The webinar will focus on the new compulsory essay question in Part 1 of the Writing paper. The presenter will discuss the requirements of the task, including assessment, and tips to help teachers prepare learners for this part of the exam. Ron Zeronis, Assessment Group Manager, will be answering questions that relate to the content of the presentation at the end of the webinar.
Presenters – Jill Buggey & Ron Zeronis
The link to the handout is below:
The link to the slides is below:
http://assets.cambridgeenglish.org/webinars/cpe-compulsory-essay-slides.pdf Video Rating: / 5
My name’s Peter Travis from Flo-Joe and welcome to the very first of this new series of shows helping you with the CPE, Cambridge English Proficiency, Writing paper. In these short shows we’re looking at the common mistakes we see in students’ written work – these are mistakes we’ve seen in writing that’s been sent to Flo-Joe by students who’ve signed up for our Writing Critique and Correction service. You can find out more about our CPE Writing Critique and Correction service here:
In this show we’ll look at a very common issue – copying vocabulary from the task. It’s an easy trap to fall into, especially when attempting the Part 1 Essay question. If you remember, the question consists of two short passages that you need to summarise and comment on. The texts are full of great vocabulary and it’s very tempting to recycle some of that language in your answer.
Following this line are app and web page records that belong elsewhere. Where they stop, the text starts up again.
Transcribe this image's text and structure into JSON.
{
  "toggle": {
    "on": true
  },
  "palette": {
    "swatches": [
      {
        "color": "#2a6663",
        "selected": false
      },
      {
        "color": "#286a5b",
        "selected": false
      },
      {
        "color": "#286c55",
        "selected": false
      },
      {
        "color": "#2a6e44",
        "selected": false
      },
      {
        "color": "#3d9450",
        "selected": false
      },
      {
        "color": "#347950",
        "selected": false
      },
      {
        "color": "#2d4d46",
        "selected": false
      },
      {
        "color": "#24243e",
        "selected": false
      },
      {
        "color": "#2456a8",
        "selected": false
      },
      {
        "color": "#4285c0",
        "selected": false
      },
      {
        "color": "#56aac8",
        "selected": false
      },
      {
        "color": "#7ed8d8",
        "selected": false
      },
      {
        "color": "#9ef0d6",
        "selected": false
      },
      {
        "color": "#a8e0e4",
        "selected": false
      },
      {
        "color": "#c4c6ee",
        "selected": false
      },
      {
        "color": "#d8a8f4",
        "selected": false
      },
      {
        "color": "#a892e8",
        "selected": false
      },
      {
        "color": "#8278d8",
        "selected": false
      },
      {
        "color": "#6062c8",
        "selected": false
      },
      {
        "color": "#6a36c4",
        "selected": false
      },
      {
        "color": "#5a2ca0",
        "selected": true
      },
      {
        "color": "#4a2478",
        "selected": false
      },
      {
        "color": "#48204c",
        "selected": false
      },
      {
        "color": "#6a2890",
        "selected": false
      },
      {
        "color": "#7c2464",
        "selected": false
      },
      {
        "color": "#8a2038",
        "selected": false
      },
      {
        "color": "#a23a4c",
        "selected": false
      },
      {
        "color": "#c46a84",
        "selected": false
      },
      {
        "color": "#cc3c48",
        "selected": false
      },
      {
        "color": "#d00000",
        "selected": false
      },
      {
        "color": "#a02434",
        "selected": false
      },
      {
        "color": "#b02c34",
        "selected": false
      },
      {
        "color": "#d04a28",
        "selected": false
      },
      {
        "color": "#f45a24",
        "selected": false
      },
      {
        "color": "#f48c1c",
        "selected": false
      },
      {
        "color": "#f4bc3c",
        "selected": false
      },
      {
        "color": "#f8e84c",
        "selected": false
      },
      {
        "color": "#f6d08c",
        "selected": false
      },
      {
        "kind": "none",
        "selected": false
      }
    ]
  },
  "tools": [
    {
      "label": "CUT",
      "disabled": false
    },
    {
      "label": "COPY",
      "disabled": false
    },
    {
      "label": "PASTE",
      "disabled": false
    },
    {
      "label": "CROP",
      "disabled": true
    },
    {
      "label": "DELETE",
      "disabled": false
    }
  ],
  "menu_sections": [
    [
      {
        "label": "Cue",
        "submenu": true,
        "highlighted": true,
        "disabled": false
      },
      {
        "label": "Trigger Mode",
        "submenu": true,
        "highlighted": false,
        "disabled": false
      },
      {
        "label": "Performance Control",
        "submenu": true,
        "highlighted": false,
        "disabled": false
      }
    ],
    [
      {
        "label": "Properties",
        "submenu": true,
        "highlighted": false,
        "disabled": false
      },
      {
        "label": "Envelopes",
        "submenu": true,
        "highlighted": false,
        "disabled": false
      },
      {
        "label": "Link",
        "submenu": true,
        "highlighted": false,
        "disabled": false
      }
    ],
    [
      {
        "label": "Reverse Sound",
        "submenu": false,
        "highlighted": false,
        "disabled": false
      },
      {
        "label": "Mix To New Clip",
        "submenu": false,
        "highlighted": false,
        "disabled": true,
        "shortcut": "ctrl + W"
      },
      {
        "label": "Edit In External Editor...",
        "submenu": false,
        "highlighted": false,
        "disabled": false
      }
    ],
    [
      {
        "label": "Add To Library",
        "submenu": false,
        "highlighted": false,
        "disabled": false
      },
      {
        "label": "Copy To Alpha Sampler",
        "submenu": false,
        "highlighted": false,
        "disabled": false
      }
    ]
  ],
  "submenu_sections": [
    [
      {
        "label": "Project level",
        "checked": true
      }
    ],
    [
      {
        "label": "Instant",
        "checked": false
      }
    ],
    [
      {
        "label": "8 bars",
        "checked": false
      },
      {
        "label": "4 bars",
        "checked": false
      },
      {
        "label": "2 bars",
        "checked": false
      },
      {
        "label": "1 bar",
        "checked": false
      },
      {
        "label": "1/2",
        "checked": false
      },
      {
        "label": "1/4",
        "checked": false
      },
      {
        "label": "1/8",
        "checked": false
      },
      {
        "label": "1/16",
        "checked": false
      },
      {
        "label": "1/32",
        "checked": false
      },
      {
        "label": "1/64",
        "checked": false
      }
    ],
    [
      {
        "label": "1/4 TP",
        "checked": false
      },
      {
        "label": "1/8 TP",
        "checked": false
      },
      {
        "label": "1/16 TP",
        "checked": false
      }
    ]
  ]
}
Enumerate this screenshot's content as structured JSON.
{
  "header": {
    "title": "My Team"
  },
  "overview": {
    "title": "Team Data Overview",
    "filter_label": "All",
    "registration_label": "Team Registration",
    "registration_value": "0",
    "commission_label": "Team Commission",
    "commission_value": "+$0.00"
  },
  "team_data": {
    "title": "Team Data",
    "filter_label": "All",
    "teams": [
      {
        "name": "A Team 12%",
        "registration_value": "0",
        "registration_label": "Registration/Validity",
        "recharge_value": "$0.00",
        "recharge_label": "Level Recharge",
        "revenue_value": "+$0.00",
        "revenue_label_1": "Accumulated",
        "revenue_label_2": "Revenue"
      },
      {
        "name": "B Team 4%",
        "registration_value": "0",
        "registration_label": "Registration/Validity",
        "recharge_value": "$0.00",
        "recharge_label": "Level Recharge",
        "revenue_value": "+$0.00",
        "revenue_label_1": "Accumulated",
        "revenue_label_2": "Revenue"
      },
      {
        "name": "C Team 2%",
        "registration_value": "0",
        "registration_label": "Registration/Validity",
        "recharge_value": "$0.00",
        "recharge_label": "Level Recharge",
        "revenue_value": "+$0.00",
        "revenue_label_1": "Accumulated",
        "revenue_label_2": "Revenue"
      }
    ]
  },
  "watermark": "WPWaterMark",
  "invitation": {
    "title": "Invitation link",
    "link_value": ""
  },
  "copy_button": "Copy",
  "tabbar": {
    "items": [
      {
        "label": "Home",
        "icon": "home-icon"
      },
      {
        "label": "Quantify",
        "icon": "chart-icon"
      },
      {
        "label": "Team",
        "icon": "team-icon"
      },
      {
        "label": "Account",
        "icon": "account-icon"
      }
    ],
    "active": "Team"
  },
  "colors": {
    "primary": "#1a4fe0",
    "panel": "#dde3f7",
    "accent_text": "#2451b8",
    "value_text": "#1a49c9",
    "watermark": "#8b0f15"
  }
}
The problem is, you won’t gain any marks for doing this.
However, there are ways you can make use of the language in the text that will gain you marks in the exam which involve paraphrasing – expressing the same idea using different vocabulary. We’ll look at two methods of paraphrasing today: using different forms of the same word or coming up with an appropriate synonym.
A useful tip when attempting the Essay task is to underline the key areas of the texts that you think will need summarising or commenting on. Pay attention to the vocabulary you think you’ll need to focus on and decide if you could re-write the piece using a different form of the word or words.
Let’s look at some real-life examples. On the left you’ll see an extract from an Essay task looking at the problem of traffic congestion, and on the right a short extract from a student’s answer.
As you can see, the student has repeated the words ‘vehicle exclusion zones’ and then later ‘makes public transport more efficient’.
Now this is certainly not a terrible mistake. In fact, note how she used two different ways of referring to the texts:
it points out that
It makes particular mention of
This is great use of paraphrasing! She could have gone even further and paraphrased the expressions highlighted. So instead of ‘vehicle exclusion zones’, she could have written ‘areas where motorists are prohibited from driving’. And in place of ‘makes public transport more efficient’, we could write ‘improves the efficiency of public transport’. In both examples this requires thinking of another form of the key word and making any changes to the surrounding sentence to make it work grammatically. Hopefully you can see how these changes have made the sentence the student’s own and how this would definitely impress the examiner.
Let’s try improving the student’s work further still using either or both of these techniques. How might you use synonyms or different word forms to rewrite the following so we don’t repeat ‘rising fuel costs’ and ‘still enjoy driving’?
Pause the video now and think of what you might write instead.
Obviously there are various possible answers to these but here are a few suggestions.
Instead of ‘Despite rising fuel costs’, we could use synonyms to write ‘In spite of increasing expenditure on fuel’ and instead of ‘enjoy driving’, we could write ‘find driving pleasurable’.
Let’s try another. What could we write to avoid repeating ‘also gives us the chance to express ourselves’? Again, pause the video while you consider an alternative.
Well, we could re-write the sentence to say ‘The writer also states that the car is a means of self-expression’. Here we’ve come up with an alternative form of the words ‘express ourselves’ as in ‘self expression’.
So, how can you take steps to increase your vocabulary, including a knowledge of synonyms and word forms? Well, you could start by visiting the Flo-Joe website each day to practise word formation. We publish a new quiz each day, Monday to Friday.
And of course, you should read as often and as widely as possible in English whether that be novels, magazines, newspapers, that kind of thing.
That’s the end of this quick video. If you’re preparing for the CPE exam and need help with your writing, find out more about our CPE Writing Critique and Correction service. Whether you’re about to take the exam and need a quick snapshot of where you are, or would like longer term support during your preparation, visit the Flo-Joe website for further information.
https://www.flo-joe.co.uk/newsletter/cpe/cpewriting.htm Video Rating: / 5